It’s Your Fear that Makes You a Target
I’m really disappointed in the responses from the last Access Press issue regarding whether or not people with disabilities are more vulnerable to assault. [“Are We More Vulnerable to Assault?” August 10, 2007.] Reading the comments elicited me to ask: why do people with disabilities have so much fear and why have they allowed this fear to stop them from doing the things they like to do?
In the hopes of not offending anyone, I offer my personal experiences. I don’t think that I am any more of a target than other members of the community when it comes to assault — either physical, verbal, or otherwise. My guess is that when people tell you that you’re worth is less than that of your able-bodied counterparts, you’re going to feel as though you can’t do the same things as others. And when you are told that others should fear you because you’re disabled, then you begin to become fearful yourself. The whole point of someone trying to scare you or insult you is to take power away from you and evoke fear. I’m not allowing anyone to do that. No one should allow it, whether they are a woman, a person of color, elderly, or because they have a disability. Your disability doesn’t make you a target. Your fear does.
Like everyone, be smart. Surround yourself with people you know and trust whenever possible, and don’t be a victim! Live life to the fullest! My disability and the color of my skin could have easily made me a target while growing up in the rough neighborhood I lived in. Today, this could still easily be the case. But I don’t let it. I have better things to worry about, such as the things that I enjoy doing in my everyday life.
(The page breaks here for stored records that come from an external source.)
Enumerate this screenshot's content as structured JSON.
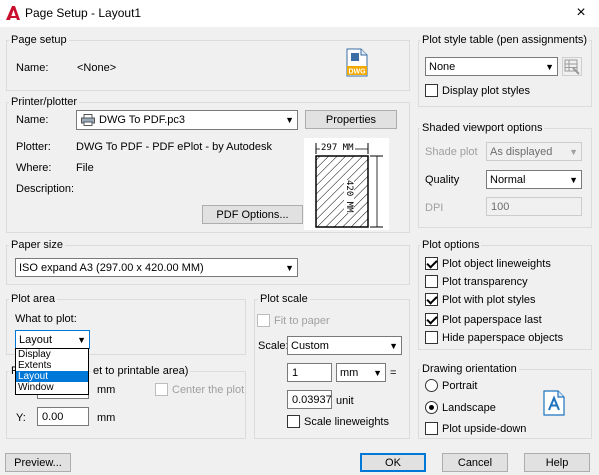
{
  "window": {
    "title": "Page Setup - Layout1",
    "close_glyph": "×"
  },
  "page_setup": {
    "group_label": "Page setup",
    "name_label": "Name:",
    "name_value": "<None>",
    "dwg_badge": "DWG"
  },
  "printer": {
    "group_label": "Printer/plotter",
    "name_label": "Name:",
    "name_value": "DWG To PDF.pc3",
    "properties_button": "Properties",
    "plotter_label": "Plotter:",
    "plotter_value": "DWG To PDF - PDF ePlot - by Autodesk",
    "where_label": "Where:",
    "where_value": "File",
    "description_label": "Description:",
    "pdf_options_button": "PDF Options...",
    "preview_width": "297 MM",
    "preview_height": "420 MM"
  },
  "paper_size": {
    "group_label": "Paper size",
    "value": "ISO expand A3 (297.00 x 420.00 MM)"
  },
  "plot_area": {
    "group_label": "Plot area",
    "what_label": "What to plot:",
    "selected": "Layout",
    "options": [
      "Display",
      "Extents",
      "Layout",
      "Window"
    ]
  },
  "plot_offset": {
    "group_label_visible": "et to printable area)",
    "x_unit": "mm",
    "center_label": "Center the plot",
    "y_label": "Y:",
    "y_value": "0.00",
    "y_unit": "mm"
  },
  "plot_scale": {
    "group_label": "Plot scale",
    "fit_label": "Fit to paper",
    "scale_label": "Scale:",
    "scale_value": "Custom",
    "num_value": "1",
    "num_unit": "mm",
    "equals": "=",
    "den_value": "0.03937",
    "den_unit": "unit",
    "scale_lw_label": "Scale lineweights"
  },
  "plot_style": {
    "group_label": "Plot style table (pen assignments)",
    "value": "None",
    "display_label": "Display plot styles"
  },
  "shaded": {
    "group_label": "Shaded viewport options",
    "shade_label": "Shade plot",
    "shade_value": "As displayed",
    "quality_label": "Quality",
    "quality_value": "Normal",
    "dpi_label": "DPI",
    "dpi_value": "100"
  },
  "plot_options": {
    "group_label": "Plot options",
    "items": [
      {
        "label": "Plot object lineweights",
        "checked": true
      },
      {
        "label": "Plot transparency",
        "checked": false
      },
      {
        "label": "Plot with plot styles",
        "checked": true
      },
      {
        "label": "Plot paperspace last",
        "checked": true
      },
      {
        "label": "Hide paperspace objects",
        "checked": false
      }
    ]
  },
  "orientation": {
    "group_label": "Drawing orientation",
    "portrait": "Portrait",
    "landscape": "Landscape",
    "upside_down": "Plot upside-down",
    "selected": "landscape"
  },
  "footer": {
    "preview_button": "Preview...",
    "ok_button": "OK",
    "cancel_button": "Cancel",
    "help_button": "Help"
  },
  "colors": {
    "accent": "#0078d7",
    "dialog_bg": "#f0f0f0",
    "logo_red": "#c8102e"
  }
}
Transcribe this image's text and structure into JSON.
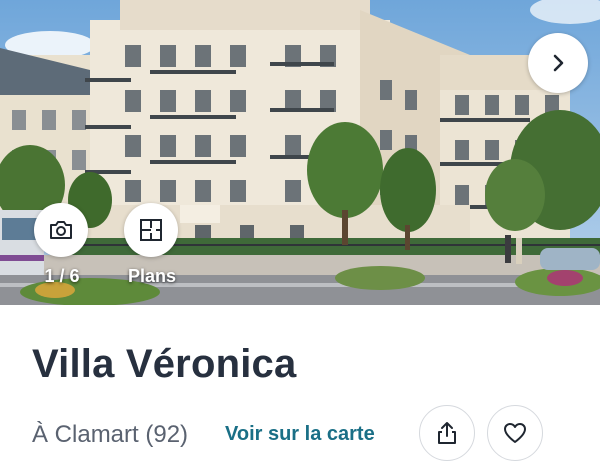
{
  "gallery": {
    "photo_counter": "1 / 6",
    "plans_label": "Plans",
    "next_icon": "chevron-right-icon",
    "photo_icon": "camera-icon",
    "plans_icon": "floor-plan-icon"
  },
  "listing": {
    "title": "Villa Véronica",
    "location": "À Clamart (92)",
    "map_link": "Voir sur la carte",
    "building_sign": "Villa Véronica"
  },
  "actions": {
    "share_icon": "share-icon",
    "favorite_icon": "heart-icon"
  },
  "colors": {
    "title": "#27303f",
    "link": "#1a6f86",
    "border": "#d6d9de"
  }
}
This includes going to the State Fair this year and eating everything they have to offer on a stick.
Anonymous from Falcon Heights